Team chess seems to be the most descriptive name of all those that came to mind. Outdoor chess, which focuses more on individuals, has been played for quite a while at schools, holiday resorts and certain shopping centres, but team chess is an innovative, more formal concept that is brought to the ground.
This newer chess format, during which players of two teams compete, has flared up in 2014 and the first official primary schools competition took place at Laerskool Raslouw in Centurion on 24 September 2014. A second primary schools competition was held on 18 April 2015. The arrangements for a high schools competition are in the pipeline.
This chess competition can be summarized according to the following five core concepts:
Chess: All FIDE chess rules apply.
Climate: The game is played outside using large chess pieces.
Clan: A minimum of five players per team.
Clock: A time limit will be determined before every competition.
Calmness: No communication (verbal or non-verbal) will be allowed among team members, opponents or spectators.
The general chess format will be as follows:
- Two teams with a minimum of five players compete. One reserve per team will be allowed.
- The time limit per team will be determined before every competition. A comfortable time limit is 20 minutes a side.

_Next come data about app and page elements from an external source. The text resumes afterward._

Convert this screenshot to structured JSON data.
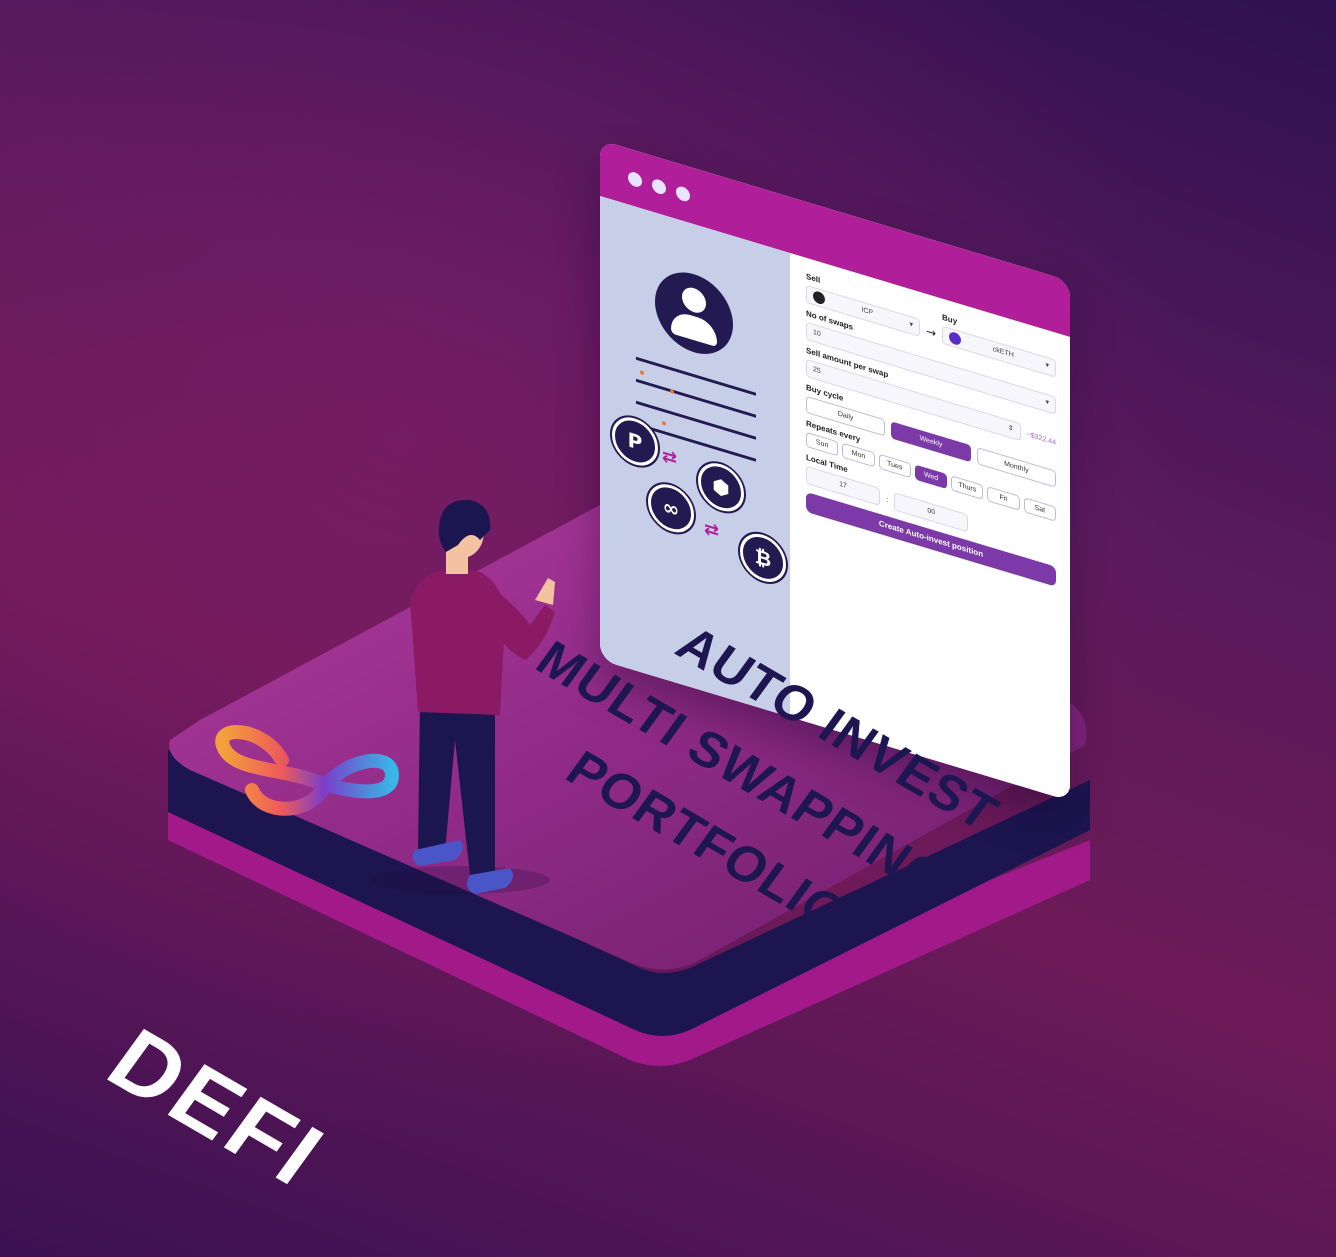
{
  "headline": {
    "line1": "AUTO INVEST",
    "line2": "MULTI SWAPPING",
    "line3": "PORTFOLIO"
  },
  "brand_text": "DEFI",
  "sidebar": {
    "coins": [
      "P",
      "⬢",
      "∞",
      "₿"
    ],
    "coin_icons": [
      "polkadot-icon",
      "bnb-icon",
      "polygon-icon",
      "bitcoin-icon"
    ]
  },
  "form": {
    "sell_label": "Sell",
    "sell_token": "ICP",
    "buy_label": "Buy",
    "buy_token": "ckETH",
    "swaps_label": "No of swaps",
    "swaps_value": "10",
    "amount_label": "Sell amount per swap",
    "amount_value": "25",
    "amount_hint": "~$322.44",
    "cycle_label": "Buy cycle",
    "cycles": [
      "Daily",
      "Weekly",
      "Monthly"
    ],
    "cycle_selected": "Weekly",
    "repeats_label": "Repeats every",
    "days": [
      "Sun",
      "Mon",
      "Tues",
      "Wed",
      "Thurs",
      "Fri",
      "Sat"
    ],
    "day_selected": "Wed",
    "time_label": "Local Time",
    "time_hour": "17",
    "time_sep": ":",
    "time_min": "00",
    "cta": "Create Auto-invest position"
  },
  "colors": {
    "accent": "#b01e9a",
    "button": "#7b3aa8",
    "navy": "#1d1650"
  }
}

- The team members stand behind one another in such a manner that everyone is able to see the chessboard.
- The front player of the team playing white moves the first chess piece, presses the chess clock and stands in the queue.
- The front player of the opponents (black pieces) moves next, presses the clock and stands in the queue.
- The second, third, fourth and fifth players follow the pattern.
With every game official arbiters will be appointed to supervise the following:
- Correct moves according to FIDE chess rules.
- No verbal or non-verbal communication.
- Touching a piece without moving the piece is against the rules.
- General discipline to be maintained.
- Winner and loser are officially announced after each game.
Results to be officially recorded in order to ensure fair further play-offs in the championship or plate competition.